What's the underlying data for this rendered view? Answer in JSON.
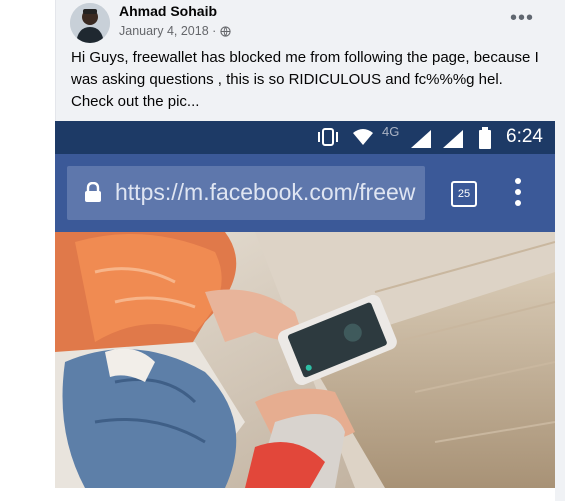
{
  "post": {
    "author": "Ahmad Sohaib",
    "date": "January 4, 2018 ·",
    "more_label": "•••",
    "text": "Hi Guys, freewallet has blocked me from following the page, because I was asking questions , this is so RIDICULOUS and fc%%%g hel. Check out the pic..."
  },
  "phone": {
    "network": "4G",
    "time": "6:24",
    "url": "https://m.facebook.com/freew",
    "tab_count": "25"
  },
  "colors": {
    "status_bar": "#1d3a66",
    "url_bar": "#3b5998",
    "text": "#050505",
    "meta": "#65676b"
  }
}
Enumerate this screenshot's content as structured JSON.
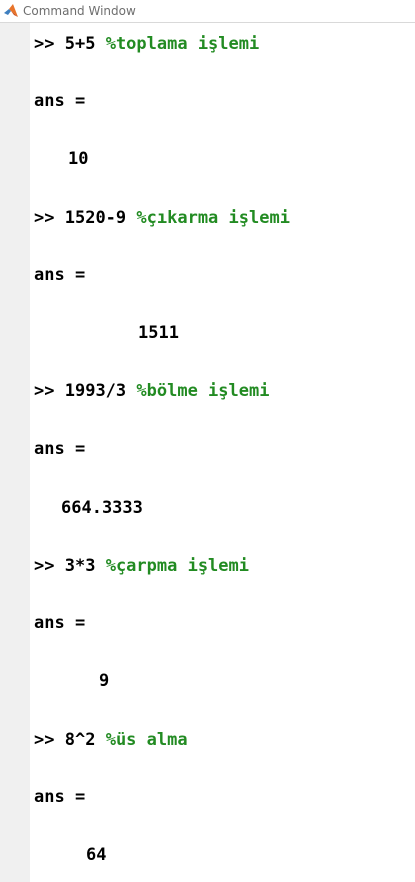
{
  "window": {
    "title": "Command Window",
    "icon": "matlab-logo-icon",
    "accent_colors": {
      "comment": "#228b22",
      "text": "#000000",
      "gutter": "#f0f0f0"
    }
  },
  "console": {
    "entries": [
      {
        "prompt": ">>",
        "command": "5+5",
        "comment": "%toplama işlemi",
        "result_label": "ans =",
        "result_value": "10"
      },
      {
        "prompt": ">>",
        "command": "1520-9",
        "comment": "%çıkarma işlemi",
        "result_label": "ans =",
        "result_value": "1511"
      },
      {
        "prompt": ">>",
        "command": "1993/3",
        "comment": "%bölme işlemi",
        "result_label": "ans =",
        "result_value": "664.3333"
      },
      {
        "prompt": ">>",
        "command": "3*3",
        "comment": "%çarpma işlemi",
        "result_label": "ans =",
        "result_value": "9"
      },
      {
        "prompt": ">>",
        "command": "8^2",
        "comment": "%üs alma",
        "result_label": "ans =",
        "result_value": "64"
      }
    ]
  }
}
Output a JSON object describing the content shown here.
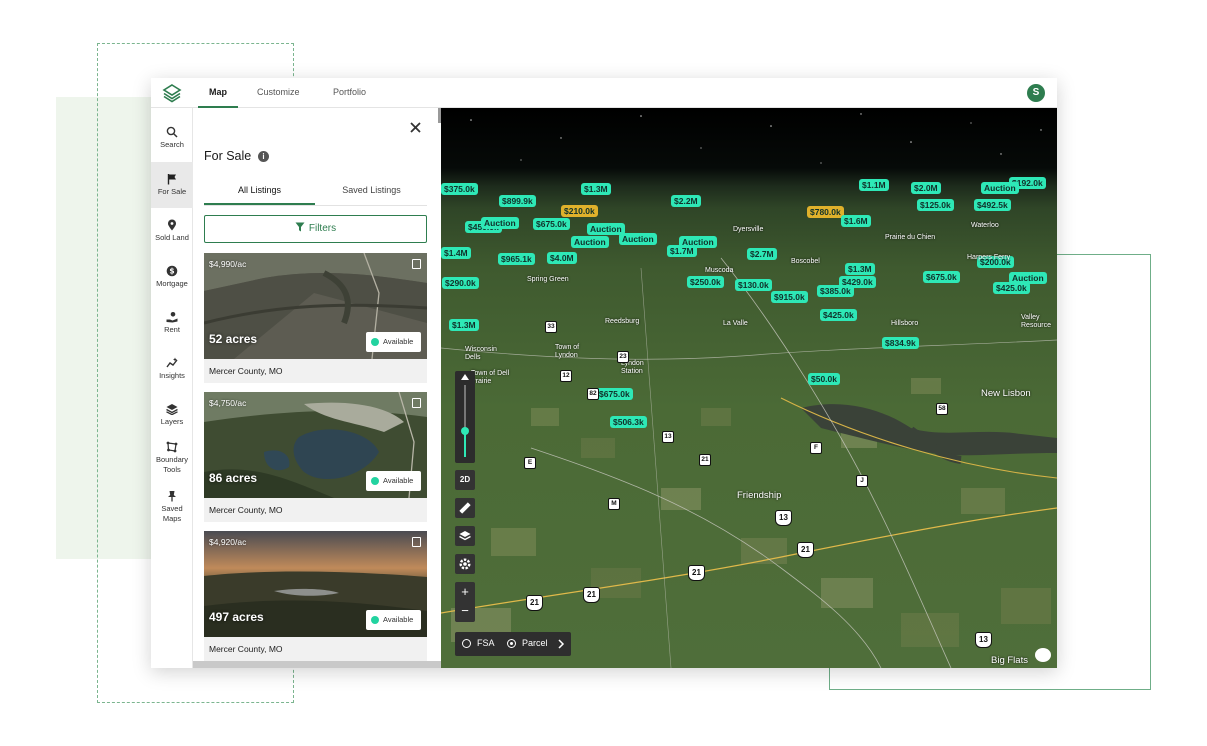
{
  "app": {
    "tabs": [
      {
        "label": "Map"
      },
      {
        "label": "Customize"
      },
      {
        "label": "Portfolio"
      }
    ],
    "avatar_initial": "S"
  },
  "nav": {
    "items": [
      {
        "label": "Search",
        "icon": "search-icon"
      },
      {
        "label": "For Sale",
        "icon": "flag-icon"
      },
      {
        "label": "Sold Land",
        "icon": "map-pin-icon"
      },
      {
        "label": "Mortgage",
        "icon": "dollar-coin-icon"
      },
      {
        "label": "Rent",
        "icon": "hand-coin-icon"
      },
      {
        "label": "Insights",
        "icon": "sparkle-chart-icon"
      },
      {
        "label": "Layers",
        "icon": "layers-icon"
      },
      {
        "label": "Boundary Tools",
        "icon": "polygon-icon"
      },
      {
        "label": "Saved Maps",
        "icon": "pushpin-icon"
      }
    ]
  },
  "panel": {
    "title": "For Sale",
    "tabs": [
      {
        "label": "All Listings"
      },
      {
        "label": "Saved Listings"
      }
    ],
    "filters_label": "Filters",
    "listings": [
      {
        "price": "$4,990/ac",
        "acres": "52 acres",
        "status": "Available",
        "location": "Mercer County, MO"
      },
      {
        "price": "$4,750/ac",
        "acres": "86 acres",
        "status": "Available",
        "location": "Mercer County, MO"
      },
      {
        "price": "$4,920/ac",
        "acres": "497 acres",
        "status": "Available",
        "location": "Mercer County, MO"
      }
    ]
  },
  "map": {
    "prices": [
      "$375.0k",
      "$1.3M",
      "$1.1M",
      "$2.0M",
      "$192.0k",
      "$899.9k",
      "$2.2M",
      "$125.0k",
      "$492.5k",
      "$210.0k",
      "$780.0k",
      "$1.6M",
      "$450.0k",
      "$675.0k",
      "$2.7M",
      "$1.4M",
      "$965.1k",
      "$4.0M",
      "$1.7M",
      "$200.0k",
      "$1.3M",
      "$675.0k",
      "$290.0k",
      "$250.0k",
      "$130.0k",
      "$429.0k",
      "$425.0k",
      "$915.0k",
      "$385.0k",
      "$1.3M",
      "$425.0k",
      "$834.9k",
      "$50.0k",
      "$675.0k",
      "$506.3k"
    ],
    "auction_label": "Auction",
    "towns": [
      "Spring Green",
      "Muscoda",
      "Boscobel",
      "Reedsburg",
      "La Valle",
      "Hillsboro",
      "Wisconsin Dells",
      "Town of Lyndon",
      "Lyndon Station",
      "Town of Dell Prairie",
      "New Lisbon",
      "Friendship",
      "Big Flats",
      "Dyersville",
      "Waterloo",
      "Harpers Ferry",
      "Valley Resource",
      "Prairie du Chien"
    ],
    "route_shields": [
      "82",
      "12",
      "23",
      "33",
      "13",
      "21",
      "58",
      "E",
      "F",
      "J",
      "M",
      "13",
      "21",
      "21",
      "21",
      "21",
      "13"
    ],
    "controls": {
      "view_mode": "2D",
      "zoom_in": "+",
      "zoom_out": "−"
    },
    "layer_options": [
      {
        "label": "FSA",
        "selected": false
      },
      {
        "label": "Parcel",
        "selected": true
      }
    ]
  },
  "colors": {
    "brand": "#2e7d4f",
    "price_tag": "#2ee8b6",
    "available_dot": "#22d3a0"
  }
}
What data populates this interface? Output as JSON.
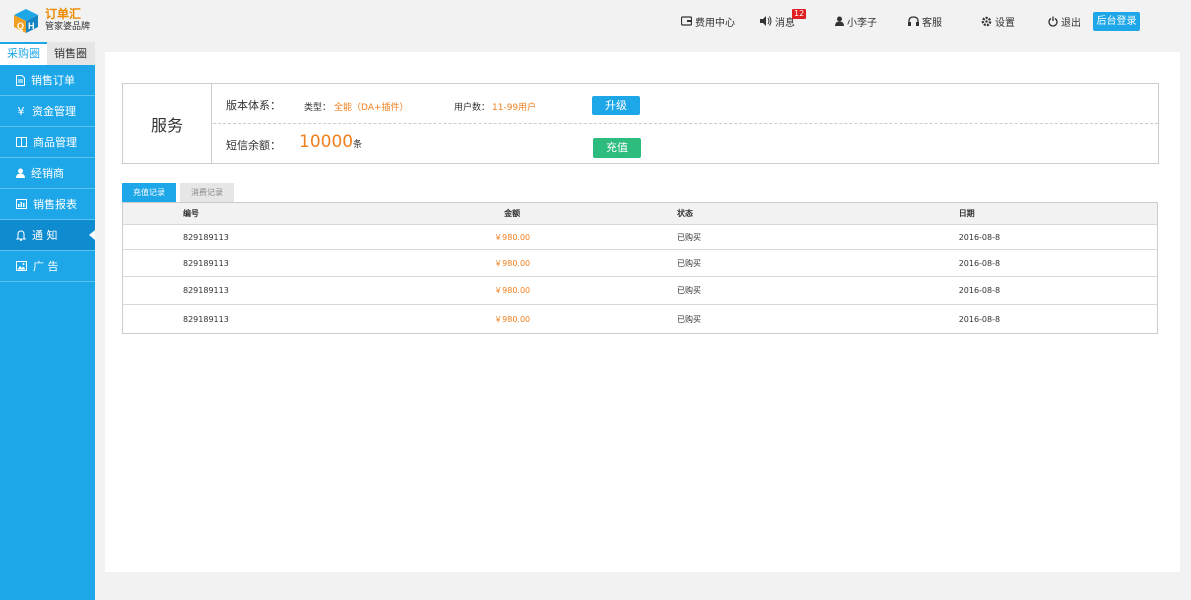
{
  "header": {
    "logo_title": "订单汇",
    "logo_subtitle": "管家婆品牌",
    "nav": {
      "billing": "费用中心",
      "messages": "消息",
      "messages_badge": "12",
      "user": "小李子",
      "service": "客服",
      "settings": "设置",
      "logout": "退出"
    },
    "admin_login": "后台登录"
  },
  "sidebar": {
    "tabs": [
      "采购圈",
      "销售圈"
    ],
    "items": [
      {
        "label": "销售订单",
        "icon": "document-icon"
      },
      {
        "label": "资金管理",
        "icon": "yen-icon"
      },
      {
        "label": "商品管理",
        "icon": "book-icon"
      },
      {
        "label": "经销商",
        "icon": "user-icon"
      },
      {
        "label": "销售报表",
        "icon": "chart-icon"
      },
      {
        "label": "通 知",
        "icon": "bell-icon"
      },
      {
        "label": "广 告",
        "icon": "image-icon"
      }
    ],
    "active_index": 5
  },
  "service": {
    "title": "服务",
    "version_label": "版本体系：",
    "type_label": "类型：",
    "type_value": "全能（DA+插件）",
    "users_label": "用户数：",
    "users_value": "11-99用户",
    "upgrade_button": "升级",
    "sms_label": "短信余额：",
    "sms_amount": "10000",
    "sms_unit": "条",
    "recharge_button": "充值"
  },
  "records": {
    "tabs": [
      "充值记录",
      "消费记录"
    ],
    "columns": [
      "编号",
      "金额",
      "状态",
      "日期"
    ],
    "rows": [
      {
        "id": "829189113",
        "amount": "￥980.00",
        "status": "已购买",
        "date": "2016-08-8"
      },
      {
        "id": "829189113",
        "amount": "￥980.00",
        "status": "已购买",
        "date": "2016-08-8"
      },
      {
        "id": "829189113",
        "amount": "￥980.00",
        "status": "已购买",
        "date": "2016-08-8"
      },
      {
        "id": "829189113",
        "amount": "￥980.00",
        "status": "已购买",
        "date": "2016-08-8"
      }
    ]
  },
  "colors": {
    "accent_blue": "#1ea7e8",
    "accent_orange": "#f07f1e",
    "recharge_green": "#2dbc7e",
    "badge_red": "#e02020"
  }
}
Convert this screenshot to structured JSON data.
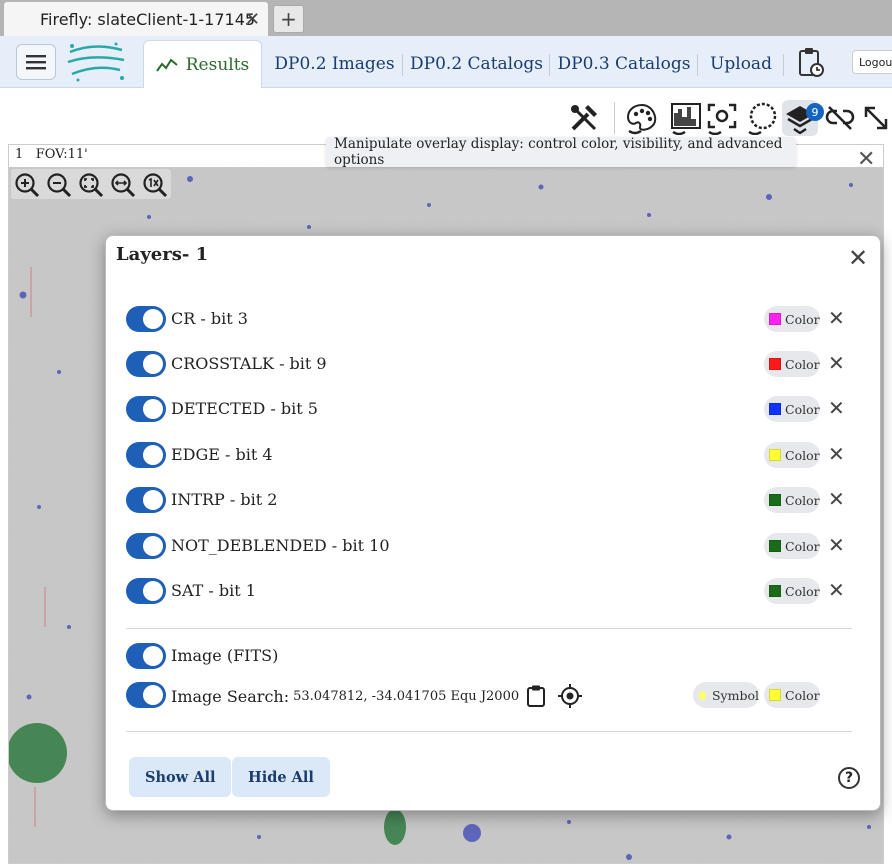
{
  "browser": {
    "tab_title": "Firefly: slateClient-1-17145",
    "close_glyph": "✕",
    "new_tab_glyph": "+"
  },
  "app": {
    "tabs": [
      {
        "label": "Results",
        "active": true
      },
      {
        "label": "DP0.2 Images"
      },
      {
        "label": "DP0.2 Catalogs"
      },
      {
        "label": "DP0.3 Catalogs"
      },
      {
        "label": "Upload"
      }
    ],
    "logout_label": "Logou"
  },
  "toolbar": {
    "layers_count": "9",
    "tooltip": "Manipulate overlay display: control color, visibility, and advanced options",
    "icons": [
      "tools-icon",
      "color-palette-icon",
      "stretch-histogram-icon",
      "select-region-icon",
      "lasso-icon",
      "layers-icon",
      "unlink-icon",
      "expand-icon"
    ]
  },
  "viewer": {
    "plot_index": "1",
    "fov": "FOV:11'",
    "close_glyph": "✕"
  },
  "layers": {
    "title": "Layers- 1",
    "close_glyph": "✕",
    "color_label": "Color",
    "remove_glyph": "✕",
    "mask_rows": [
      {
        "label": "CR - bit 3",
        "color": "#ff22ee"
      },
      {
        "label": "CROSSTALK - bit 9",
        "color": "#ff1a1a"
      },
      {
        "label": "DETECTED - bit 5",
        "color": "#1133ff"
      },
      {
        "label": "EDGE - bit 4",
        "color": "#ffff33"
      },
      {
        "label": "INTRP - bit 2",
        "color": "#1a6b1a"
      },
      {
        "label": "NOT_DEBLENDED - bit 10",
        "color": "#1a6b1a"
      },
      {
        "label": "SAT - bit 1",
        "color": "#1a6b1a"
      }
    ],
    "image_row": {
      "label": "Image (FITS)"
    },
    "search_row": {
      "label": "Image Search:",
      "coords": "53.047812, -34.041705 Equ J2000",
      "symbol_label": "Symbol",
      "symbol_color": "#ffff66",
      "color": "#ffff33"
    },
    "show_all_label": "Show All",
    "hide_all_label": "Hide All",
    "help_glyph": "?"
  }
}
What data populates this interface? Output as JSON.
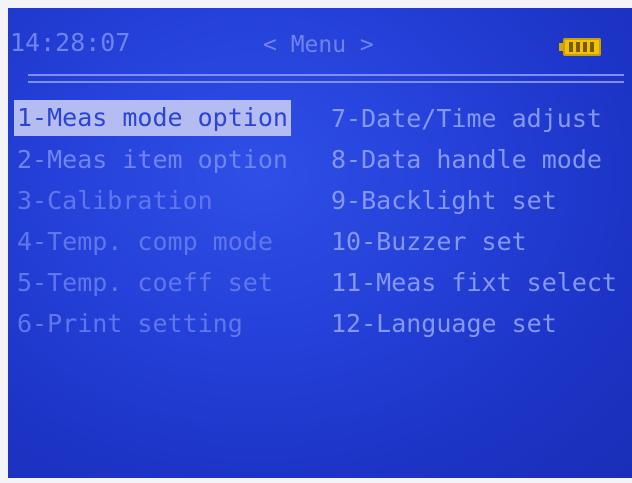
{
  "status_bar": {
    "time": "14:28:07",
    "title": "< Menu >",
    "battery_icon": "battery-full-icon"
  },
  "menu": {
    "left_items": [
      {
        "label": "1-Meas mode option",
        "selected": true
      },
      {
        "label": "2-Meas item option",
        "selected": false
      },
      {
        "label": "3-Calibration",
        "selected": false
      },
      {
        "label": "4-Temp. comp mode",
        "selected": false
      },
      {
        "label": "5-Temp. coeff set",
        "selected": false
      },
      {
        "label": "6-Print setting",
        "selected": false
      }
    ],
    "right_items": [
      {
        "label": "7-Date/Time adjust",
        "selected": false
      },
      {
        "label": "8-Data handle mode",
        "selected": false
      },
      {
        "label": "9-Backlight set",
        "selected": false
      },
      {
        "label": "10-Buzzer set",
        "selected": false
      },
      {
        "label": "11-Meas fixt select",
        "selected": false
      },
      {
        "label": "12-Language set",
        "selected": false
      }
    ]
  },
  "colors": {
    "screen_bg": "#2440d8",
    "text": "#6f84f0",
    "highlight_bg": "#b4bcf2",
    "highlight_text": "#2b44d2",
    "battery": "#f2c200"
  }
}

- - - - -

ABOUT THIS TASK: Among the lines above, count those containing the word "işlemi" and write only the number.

RESULT OF THE TASK: 4